TASK DETAILS: Reproduce the records exactly. Leave the pictures out.

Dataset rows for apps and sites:
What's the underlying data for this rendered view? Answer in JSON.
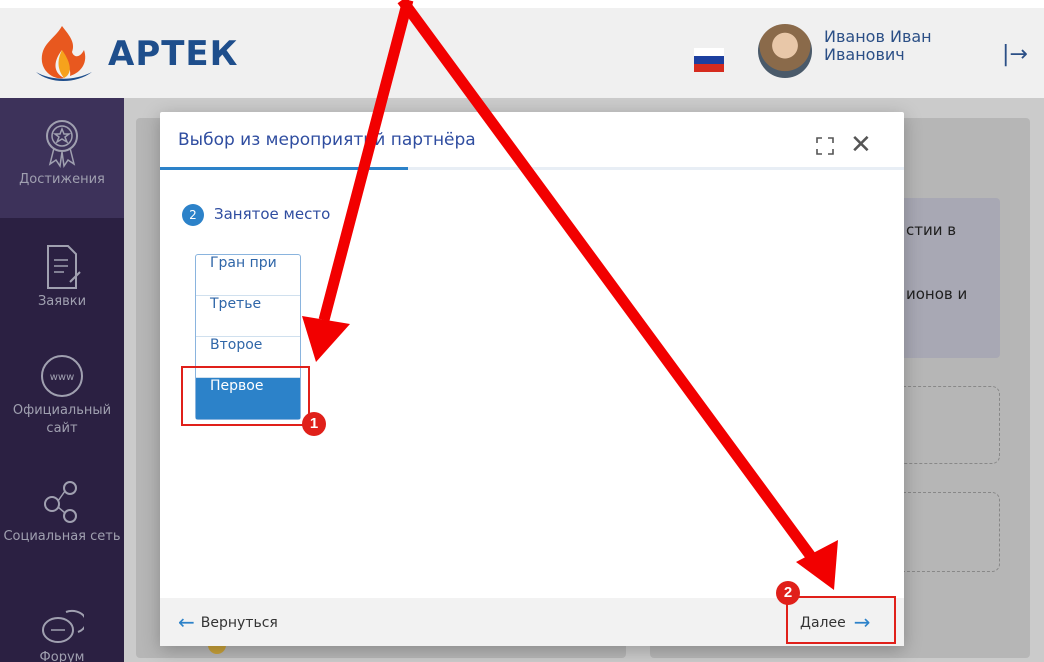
{
  "header": {
    "logo_text": "АРТЕК",
    "user_name_line1": "Иванов Иван",
    "user_name_line2": "Иванович",
    "logout_icon": "logout-icon"
  },
  "sidebar": {
    "items": [
      {
        "label": "Достижения",
        "icon": "medal-icon"
      },
      {
        "label": "Заявки",
        "icon": "document-icon"
      },
      {
        "label": "Официальный сайт",
        "icon": "www-icon"
      },
      {
        "label": "Социальная сеть",
        "icon": "social-network-icon"
      },
      {
        "label": "Форум",
        "icon": "chat-icon"
      }
    ]
  },
  "background": {
    "text_line1": "стии в",
    "text_line2": ".",
    "text_line3": "ионов и"
  },
  "modal": {
    "title": "Выбор из мероприятий партнёра",
    "step_number": "2",
    "step_label": "Занятое место",
    "options": [
      "Гран при",
      "Третье",
      "Второе",
      "Первое"
    ],
    "selected_option": "Первое",
    "back_label": "Вернуться",
    "next_label": "Далее"
  },
  "annotations": {
    "badge1": "1",
    "badge2": "2",
    "color": "#e0201a"
  },
  "colors": {
    "sidebar": "#2b2042",
    "accent": "#2c82c9",
    "title": "#2f4da0"
  }
}
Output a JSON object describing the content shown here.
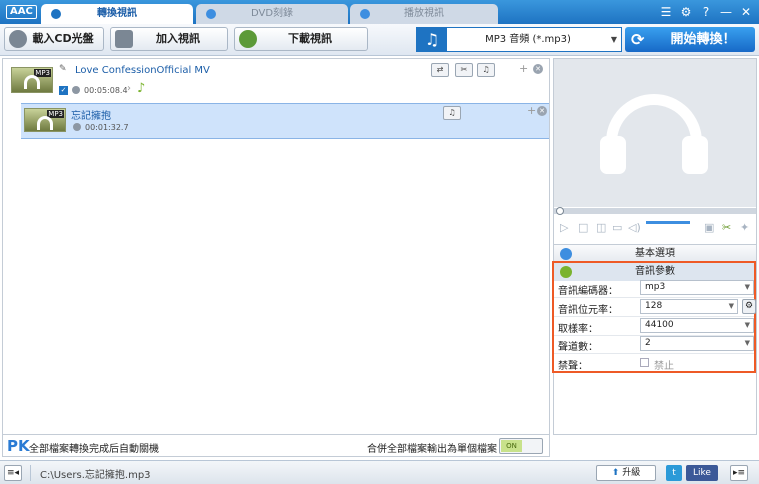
{
  "app": {
    "logo": "AAC"
  },
  "tabs": [
    {
      "label": "轉換視訊",
      "icon": "convert-icon"
    },
    {
      "label": "DVD刻錄",
      "icon": "dvd-icon"
    },
    {
      "label": "播放視訊",
      "icon": "play-icon"
    }
  ],
  "window_buttons": {
    "menu": "☰",
    "settings": "⚙",
    "help": "?",
    "minimize": "—",
    "close": "✕"
  },
  "toolbar": {
    "load_cd": "載入CD光盤",
    "add_video": "加入視訊",
    "download_video": "下載視訊",
    "format": "MP3 音頻 (*.mp3)",
    "start": "開始轉換！"
  },
  "files": [
    {
      "name": "Love ConfessionOfficial MV",
      "duration": "00:05:08.4",
      "badge": "MP3"
    },
    {
      "name": "忘記擁抱",
      "duration": "00:01:32.7",
      "badge": "MP3"
    }
  ],
  "sections": {
    "basic": "基本選項",
    "audio": "音訊參數"
  },
  "params": [
    {
      "label": "音訊編碼器：",
      "value": "mp3"
    },
    {
      "label": "音訊位元率：",
      "value": "128"
    },
    {
      "label": "取樣率：",
      "value": "44100"
    },
    {
      "label": "聲道數：",
      "value": "2"
    },
    {
      "label": "禁聲：",
      "value": "禁止"
    }
  ],
  "bottom": {
    "auto_shutdown": "全部檔案轉換完成后自動關機",
    "merge": "合併全部檔案輸出為單個檔案",
    "toggle": "ON",
    "pl_logo": "PK"
  },
  "status": {
    "path": "C:\\Users.忘記擁抱.mp3",
    "upgrade": "升級",
    "like": "Like"
  },
  "colors": {
    "accent": "#1e73c2",
    "highlight_box": "#ee5a26",
    "selected_row": "#cfe3fb"
  }
}
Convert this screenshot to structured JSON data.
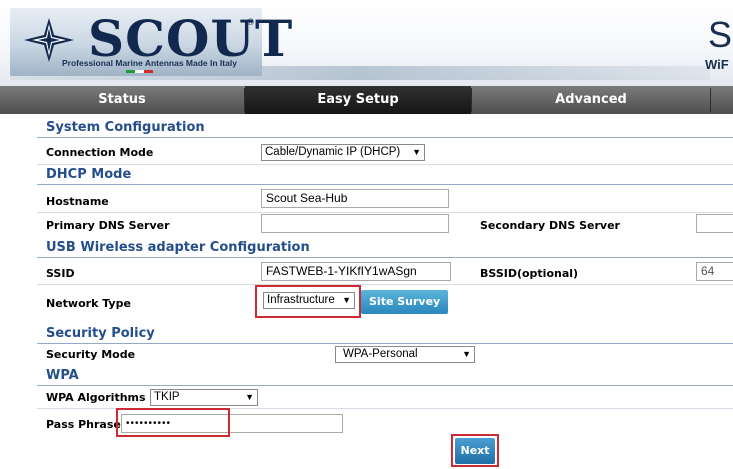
{
  "header": {
    "logo_text": "SCOUT",
    "logo_reg": "®",
    "tagline": "Professional Marine Antennas Made In Italy",
    "right_big": "S",
    "right_small": "WiF"
  },
  "tabs": [
    {
      "label": "Status",
      "active": false
    },
    {
      "label": "Easy Setup",
      "active": true
    },
    {
      "label": "Advanced",
      "active": false
    }
  ],
  "sections": {
    "system_config": "System Configuration",
    "dhcp_mode": "DHCP Mode",
    "usb_wireless": "USB Wireless adapter Configuration",
    "security_policy": "Security Policy",
    "wpa": "WPA"
  },
  "fields": {
    "connection_mode": {
      "label": "Connection Mode",
      "value": "Cable/Dynamic IP (DHCP)"
    },
    "hostname": {
      "label": "Hostname",
      "value": "Scout Sea-Hub"
    },
    "primary_dns": {
      "label": "Primary DNS Server",
      "value": ""
    },
    "secondary_dns": {
      "label": "Secondary DNS Server",
      "value": ""
    },
    "ssid": {
      "label": "SSID",
      "value": "FASTWEB-1-YIKfIY1wASgn"
    },
    "bssid": {
      "label": "BSSID(optional)",
      "value": "64"
    },
    "network_type": {
      "label": "Network Type",
      "value": "Infrastructure"
    },
    "security_mode": {
      "label": "Security Mode",
      "value": "WPA-Personal"
    },
    "wpa_algorithms": {
      "label": "WPA Algorithms",
      "value": "TKIP"
    },
    "pass_phrase": {
      "label": "Pass Phrase",
      "value": "••••••••••"
    }
  },
  "buttons": {
    "site_survey": "Site Survey",
    "next": "Next"
  },
  "colors": {
    "brand_navy": "#12284e",
    "section_blue": "#244f8c",
    "highlight_red": "#cc2b35",
    "button_blue": "#2a86bc",
    "flag_green": "#1e9c3a",
    "flag_white": "#ffffff",
    "flag_red": "#d22b2b"
  },
  "icons": {
    "logo": "compass-star-icon",
    "dropdown": "chevron-down-icon"
  }
}
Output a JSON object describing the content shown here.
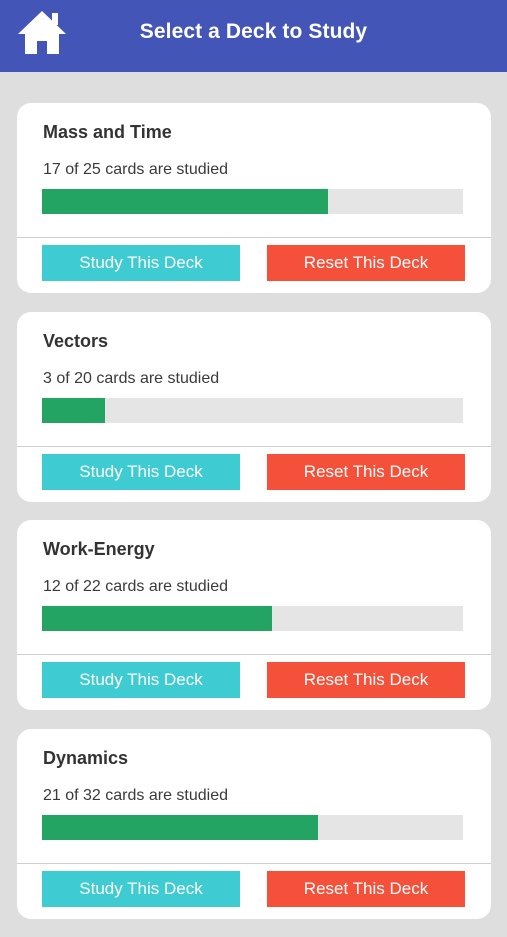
{
  "header": {
    "title": "Select a Deck to Study",
    "home_icon": "home-icon"
  },
  "colors": {
    "header": "#4355b6",
    "progress_fill": "#23a463",
    "study_button": "#3ecbd1",
    "reset_button": "#f5513a"
  },
  "decks": [
    {
      "title": "Mass and Time",
      "progress_text": "17 of 25 cards are studied",
      "studied": 17,
      "total": 25,
      "study_label": "Study This Deck",
      "reset_label": "Reset This Deck"
    },
    {
      "title": "Vectors",
      "progress_text": "3 of 20 cards are studied",
      "studied": 3,
      "total": 20,
      "study_label": "Study This Deck",
      "reset_label": "Reset This Deck"
    },
    {
      "title": "Work-Energy",
      "progress_text": "12 of 22 cards are studied",
      "studied": 12,
      "total": 22,
      "study_label": "Study This Deck",
      "reset_label": "Reset This Deck"
    },
    {
      "title": "Dynamics",
      "progress_text": "21 of 32 cards are studied",
      "studied": 21,
      "total": 32,
      "study_label": "Study This Deck",
      "reset_label": "Reset This Deck"
    }
  ]
}
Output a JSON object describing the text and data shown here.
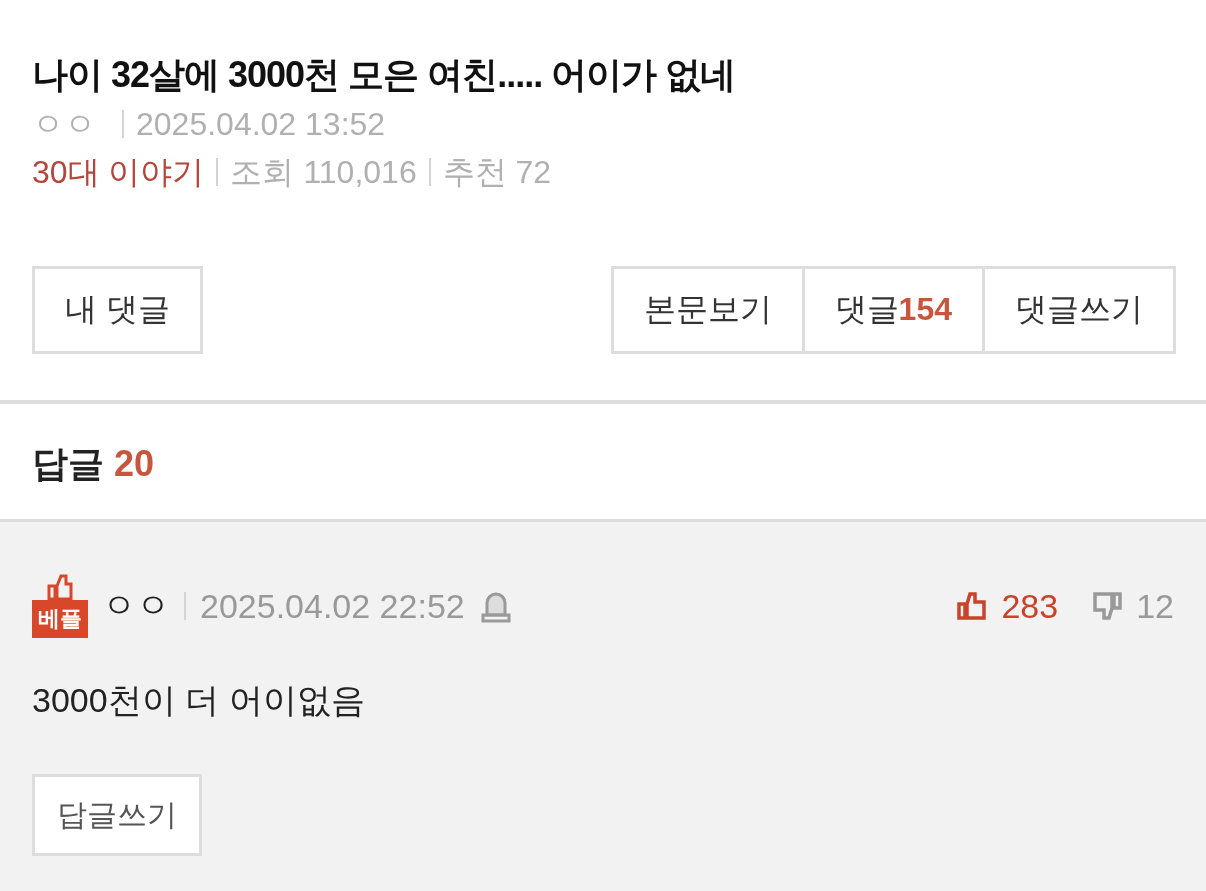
{
  "post": {
    "title": "나이 32살에 3000천 모은 여친..... 어이가 없네",
    "author": "ㅇㅇ",
    "date": "2025.04.02 13:52",
    "category": "30대 이야기",
    "views_label": "조회",
    "views": "110,016",
    "recommend_label": "추천",
    "recommend": "72"
  },
  "buttons_left": [
    {
      "label": "내 댓글"
    }
  ],
  "buttons_right": [
    {
      "label": "본문보기"
    },
    {
      "label": "댓글",
      "count": "154"
    },
    {
      "label": "댓글쓰기"
    }
  ],
  "replies": {
    "label": "답글",
    "count": "20"
  },
  "comment": {
    "badge": "베플",
    "author": "ㅇㅇ",
    "date": "2025.04.02 22:52",
    "likes": "283",
    "dislikes": "12",
    "body": "3000천이 더 어이없음",
    "reply_button": "답글쓰기"
  }
}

RESPONSE TO THE TASK:
What's the underlying data for this rendered view? Answer in JSON.
{
  "header": {
    "logo_text": "АРТЕК",
    "user_name_line1": "Иванов Иван",
    "user_name_line2": "Иванович",
    "logout_icon": "logout-icon"
  },
  "sidebar": {
    "items": [
      {
        "label": "Достижения",
        "icon": "medal-icon"
      },
      {
        "label": "Заявки",
        "icon": "document-icon"
      },
      {
        "label": "Официальный сайт",
        "icon": "www-icon"
      },
      {
        "label": "Социальная сеть",
        "icon": "social-network-icon"
      },
      {
        "label": "Форум",
        "icon": "chat-icon"
      }
    ]
  },
  "background": {
    "text_line1": "стии в",
    "text_line2": ".",
    "text_line3": "ионов и"
  },
  "modal": {
    "title": "Выбор из мероприятий партнёра",
    "step_number": "2",
    "step_label": "Занятое место",
    "options": [
      "Гран при",
      "Третье",
      "Второе",
      "Первое"
    ],
    "selected_option": "Первое",
    "back_label": "Вернуться",
    "next_label": "Далее"
  },
  "annotations": {
    "badge1": "1",
    "badge2": "2",
    "color": "#e0201a"
  },
  "colors": {
    "sidebar": "#2b2042",
    "accent": "#2c82c9",
    "title": "#2f4da0"
  }
}
Output a JSON object describing the content shown here.
{
  "app": {
    "logo": "AAC"
  },
  "tabs": [
    {
      "label": "轉換視訊",
      "icon": "convert-icon"
    },
    {
      "label": "DVD刻錄",
      "icon": "dvd-icon"
    },
    {
      "label": "播放視訊",
      "icon": "play-icon"
    }
  ],
  "window_buttons": {
    "menu": "☰",
    "settings": "⚙",
    "help": "?",
    "minimize": "—",
    "close": "✕"
  },
  "toolbar": {
    "load_cd": "載入CD光盤",
    "add_video": "加入視訊",
    "download_video": "下載視訊",
    "format": "MP3 音頻 (*.mp3)",
    "start": "開始轉換！"
  },
  "files": [
    {
      "name": "Love ConfessionOfficial MV",
      "duration": "00:05:08.4",
      "badge": "MP3"
    },
    {
      "name": "忘記擁抱",
      "duration": "00:01:32.7",
      "badge": "MP3"
    }
  ],
  "sections": {
    "basic": "基本選項",
    "audio": "音訊參數"
  },
  "params": [
    {
      "label": "音訊編碼器：",
      "value": "mp3"
    },
    {
      "label": "音訊位元率：",
      "value": "128"
    },
    {
      "label": "取樣率：",
      "value": "44100"
    },
    {
      "label": "聲道數：",
      "value": "2"
    },
    {
      "label": "禁聲：",
      "value": "禁止"
    }
  ],
  "bottom": {
    "auto_shutdown": "全部檔案轉換完成后自動關機",
    "merge": "合併全部檔案輸出為單個檔案",
    "toggle": "ON",
    "pl_logo": "PK"
  },
  "status": {
    "path": "C:\\Users.忘記擁抱.mp3",
    "upgrade": "升級",
    "like": "Like"
  },
  "colors": {
    "accent": "#1e73c2",
    "highlight_box": "#ee5a26",
    "selected_row": "#cfe3fb"
  }
}
Convert this screenshot to structured JSON data.
{
  "header": {
    "logo_text": "SCOUT",
    "logo_reg": "®",
    "tagline": "Professional Marine Antennas Made In Italy",
    "right_big": "S",
    "right_small": "WiF"
  },
  "tabs": [
    {
      "label": "Status",
      "active": false
    },
    {
      "label": "Easy Setup",
      "active": true
    },
    {
      "label": "Advanced",
      "active": false
    }
  ],
  "sections": {
    "system_config": "System Configuration",
    "dhcp_mode": "DHCP Mode",
    "usb_wireless": "USB Wireless adapter Configuration",
    "security_policy": "Security Policy",
    "wpa": "WPA"
  },
  "fields": {
    "connection_mode": {
      "label": "Connection Mode",
      "value": "Cable/Dynamic IP (DHCP)"
    },
    "hostname": {
      "label": "Hostname",
      "value": "Scout Sea-Hub"
    },
    "primary_dns": {
      "label": "Primary DNS Server",
      "value": ""
    },
    "secondary_dns": {
      "label": "Secondary DNS Server",
      "value": ""
    },
    "ssid": {
      "label": "SSID",
      "value": "FASTWEB-1-YIKfIY1wASgn"
    },
    "bssid": {
      "label": "BSSID(optional)",
      "value": "64"
    },
    "network_type": {
      "label": "Network Type",
      "value": "Infrastructure"
    },
    "security_mode": {
      "label": "Security Mode",
      "value": "WPA-Personal"
    },
    "wpa_algorithms": {
      "label": "WPA Algorithms",
      "value": "TKIP"
    },
    "pass_phrase": {
      "label": "Pass Phrase",
      "value": "••••••••••"
    }
  },
  "buttons": {
    "site_survey": "Site Survey",
    "next": "Next"
  },
  "colors": {
    "brand_navy": "#12284e",
    "section_blue": "#244f8c",
    "highlight_red": "#cc2b35",
    "button_blue": "#2a86bc",
    "flag_green": "#1e9c3a",
    "flag_white": "#ffffff",
    "flag_red": "#d22b2b"
  },
  "icons": {
    "logo": "compass-star-icon",
    "dropdown": "chevron-down-icon"
  }
}
Output a JSON object describing the content shown here.
{
  "header": {
    "title": "Select a Deck to Study",
    "home_icon": "home-icon"
  },
  "colors": {
    "header": "#4355b6",
    "progress_fill": "#23a463",
    "study_button": "#3ecbd1",
    "reset_button": "#f5513a"
  },
  "decks": [
    {
      "title": "Mass and Time",
      "progress_text": "17 of 25 cards are studied",
      "studied": 17,
      "total": 25,
      "study_label": "Study This Deck",
      "reset_label": "Reset This Deck"
    },
    {
      "title": "Vectors",
      "progress_text": "3 of 20 cards are studied",
      "studied": 3,
      "total": 20,
      "study_label": "Study This Deck",
      "reset_label": "Reset This Deck"
    },
    {
      "title": "Work-Energy",
      "progress_text": "12 of 22 cards are studied",
      "studied": 12,
      "total": 22,
      "study_label": "Study This Deck",
      "reset_label": "Reset This Deck"
    },
    {
      "title": "Dynamics",
      "progress_text": "21 of 32 cards are studied",
      "studied": 21,
      "total": 32,
      "study_label": "Study This Deck",
      "reset_label": "Reset This Deck"
    }
  ]
}
Output a JSON object describing the text and data shown here.
{
  "post": {
    "title": "나이 32살에 3000천 모은 여친..... 어이가 없네",
    "author": "ㅇㅇ",
    "date": "2025.04.02 13:52",
    "category": "30대 이야기",
    "views_label": "조회",
    "views": "110,016",
    "recommend_label": "추천",
    "recommend": "72"
  },
  "buttons_left": [
    {
      "label": "내 댓글"
    }
  ],
  "buttons_right": [
    {
      "label": "본문보기"
    },
    {
      "label": "댓글",
      "count": "154"
    },
    {
      "label": "댓글쓰기"
    }
  ],
  "replies": {
    "label": "답글",
    "count": "20"
  },
  "comment": {
    "badge": "베플",
    "author": "ㅇㅇ",
    "date": "2025.04.02 22:52",
    "likes": "283",
    "dislikes": "12",
    "body": "3000천이 더 어이없음",
    "reply_button": "답글쓰기"
  }
}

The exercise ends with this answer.